Road to nowhere
Published in Blueprint (London), April 2008
Britain is proud to be a rich country with a modern and dynamic economy. But unfortunately Britain’s transport infrastructure is, quite simply, not fit for purpose. Whether it is airports, roads or rail, the UK’s transport infrastructure does not live up to the expectations of a developed economy.
Heathrow is perhaps the best case in point. Whether the new Terminal 5 will eventually make a difference once it has sorted out its “teething problems” remains to be seen. But the startling fact remains that it took nearly 20 years to plan and build Terminal 5, while Beijing Airport’s new terminal (which incidentally is twice the size of ours) took only 4 years from start to finish. To have one of the world’s largest airports operating on only two runways is an oddity in any case.
Ground transport on Britain’s roads and railways is equally substandard. In no other European country will you find so few roads per person. On average, for every Briton there are six metres of road. Even in the much more densely populated Netherlands, and in Japan, they have seven and nine metres per person respectively. Britain also has fewer kilometres of motorway when compared with countries of a similar size and population. The two German federal states of Lower Saxony and North Rhine-Westphalia alone have a motorway network the length of the UK’s. Unsurprisingly, Britain only tops the international league tables in one respect: congestion. Statistics show that on every kilometre of Britain’s road network more than 1.6 million passenger kilometres are travelled every year – more than twice the European average.
It is quite obvious that Britain’s transport problem is a result of decades of underinvestment. So the real question is: what can be done to make more funding available to solve it? Simply putting another tax on road users is not an option. Motorists have always been the cash cows of government. To tax them now while only vaguely promising them some better transport experience in the faraway future is unlikely to be met with great enthusiasm. Road users would be sceptical of such promises, and rightly so.
So why not turn things around; deliver the vitally important upgrades to the country’s transport infrastructure now, and start paying for them only when they have been delivered? The investment can ultimately be financed through user charges which, as opinion polls have frequently shown, would be acceptable to the wider public if they were linked to clearly identifiable transport improvements.

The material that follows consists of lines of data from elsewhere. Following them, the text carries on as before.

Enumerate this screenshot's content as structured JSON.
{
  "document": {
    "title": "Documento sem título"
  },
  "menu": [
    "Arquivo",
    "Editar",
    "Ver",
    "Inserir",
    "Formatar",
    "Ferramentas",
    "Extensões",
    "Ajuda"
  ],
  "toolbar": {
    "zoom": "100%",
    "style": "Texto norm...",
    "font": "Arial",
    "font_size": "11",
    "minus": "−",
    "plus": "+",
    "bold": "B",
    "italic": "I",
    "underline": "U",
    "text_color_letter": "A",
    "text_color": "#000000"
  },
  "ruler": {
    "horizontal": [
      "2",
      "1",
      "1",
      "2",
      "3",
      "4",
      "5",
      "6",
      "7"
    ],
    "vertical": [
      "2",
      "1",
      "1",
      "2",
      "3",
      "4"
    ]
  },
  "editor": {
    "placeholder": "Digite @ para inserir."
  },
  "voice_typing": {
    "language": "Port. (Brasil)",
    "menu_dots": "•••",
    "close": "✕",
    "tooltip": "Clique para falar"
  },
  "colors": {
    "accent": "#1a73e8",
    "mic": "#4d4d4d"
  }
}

The final piece of the puzzle is the question of how to fund the gap between future funding and present infrastructure delivery. Under current circumstances, with the budget deficit hovering around 3 per cent of GDP, it is virtually inconceivable that the public sector would become involved. That means any serious attempt to deliver the much needed infrastructure within the foreseeable future will have to involve the private sector. The Private Finance sector, despite some much-publicised difficulties, is competitive and serious enough to make the capital available from which to build a transport infrastructure that’s fit for purpose – an infrastructure that is much needed to help Britain, and London in particular, remain a place in which the world wants to do business rather than stuck in endless traffic jams.